• TASK DESCRIPTION
Give all the records again, with no alterations.
= = =
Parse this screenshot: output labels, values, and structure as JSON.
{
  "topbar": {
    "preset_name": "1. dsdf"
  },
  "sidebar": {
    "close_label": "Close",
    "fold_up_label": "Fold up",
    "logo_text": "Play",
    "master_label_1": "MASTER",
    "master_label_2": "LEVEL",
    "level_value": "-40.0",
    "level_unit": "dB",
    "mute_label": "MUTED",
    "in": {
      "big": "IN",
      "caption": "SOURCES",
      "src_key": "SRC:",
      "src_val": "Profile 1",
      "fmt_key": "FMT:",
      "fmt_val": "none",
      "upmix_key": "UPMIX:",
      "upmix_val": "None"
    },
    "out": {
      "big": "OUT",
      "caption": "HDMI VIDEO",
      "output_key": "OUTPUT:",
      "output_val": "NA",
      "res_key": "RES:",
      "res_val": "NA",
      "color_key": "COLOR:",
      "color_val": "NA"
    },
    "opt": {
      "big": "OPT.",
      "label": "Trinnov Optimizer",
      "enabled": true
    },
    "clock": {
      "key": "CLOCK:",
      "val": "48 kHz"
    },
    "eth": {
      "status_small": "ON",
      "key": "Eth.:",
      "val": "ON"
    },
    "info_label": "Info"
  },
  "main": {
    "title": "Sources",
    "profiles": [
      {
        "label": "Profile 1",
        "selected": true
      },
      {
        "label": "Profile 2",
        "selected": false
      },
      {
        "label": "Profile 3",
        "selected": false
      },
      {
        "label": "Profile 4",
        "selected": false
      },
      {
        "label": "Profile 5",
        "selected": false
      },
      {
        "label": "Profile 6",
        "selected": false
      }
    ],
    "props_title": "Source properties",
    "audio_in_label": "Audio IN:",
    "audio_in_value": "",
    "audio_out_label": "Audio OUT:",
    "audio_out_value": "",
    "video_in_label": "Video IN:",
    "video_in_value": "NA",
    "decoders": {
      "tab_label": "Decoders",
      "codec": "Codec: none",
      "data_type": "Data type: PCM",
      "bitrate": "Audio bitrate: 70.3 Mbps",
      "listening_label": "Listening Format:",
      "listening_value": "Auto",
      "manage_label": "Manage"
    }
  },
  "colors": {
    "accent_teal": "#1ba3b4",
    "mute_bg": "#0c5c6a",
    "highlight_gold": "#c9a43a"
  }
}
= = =
• ANSWER SECTION
Parse this screenshot: output labels, values, and structure as JSON.
{
  "topbar": {
    "preset_name": "1. dsdf"
  },
  "sidebar": {
    "close_label": "Close",
    "fold_up_label": "Fold up",
    "logo_text": "Play",
    "master_label_1": "MASTER",
    "master_label_2": "LEVEL",
    "level_value": "-40.0",
    "level_unit": "dB",
    "mute_label": "MUTED",
    "in": {
      "big": "IN",
      "caption": "SOURCES",
      "src_key": "SRC:",
      "src_val": "Profile 1",
      "fmt_key": "FMT:",
      "fmt_val": "none",
      "upmix_key": "UPMIX:",
      "upmix_val": "None"
    },
    "out": {
      "big": "OUT",
      "caption": "HDMI VIDEO",
      "output_key": "OUTPUT:",
      "output_val": "NA",
      "res_key": "RES:",
      "res_val": "NA",
      "color_key": "COLOR:",
      "color_val": "NA"
    },
    "opt": {
      "big": "OPT.",
      "label": "Trinnov Optimizer",
      "enabled": true
    },
    "clock": {
      "key": "CLOCK:",
      "val": "48 kHz"
    },
    "eth": {
      "status_small": "ON",
      "key": "Eth.:",
      "val": "ON"
    },
    "info_label": "Info"
  },
  "main": {
    "title": "Sources",
    "profiles": [
      {
        "label": "Profile 1",
        "selected": true
      },
      {
        "label": "Profile 2",
        "selected": false
      },
      {
        "label": "Profile 3",
        "selected": false
      },
      {
        "label": "Profile 4",
        "selected": false
      },
      {
        "label": "Profile 5",
        "selected": false
      },
      {
        "label": "Profile 6",
        "selected": false
      }
    ],
    "props_title": "Source properties",
    "audio_in_label": "Audio IN:",
    "audio_in_value": "",
    "audio_out_label": "Audio OUT:",
    "audio_out_value": "",
    "video_in_label": "Video IN:",
    "video_in_value": "NA",
    "decoders": {
      "tab_label": "Decoders",
      "codec": "Codec: none",
      "data_type": "Data type: PCM",
      "bitrate": "Audio bitrate: 70.3 Mbps",
      "listening_label": "Listening Format:",
      "listening_value": "Auto",
      "manage_label": "Manage"
    }
  },
  "colors": {
    "accent_teal": "#1ba3b4",
    "mute_bg": "#0c5c6a",
    "highlight_gold": "#c9a43a"
  }
}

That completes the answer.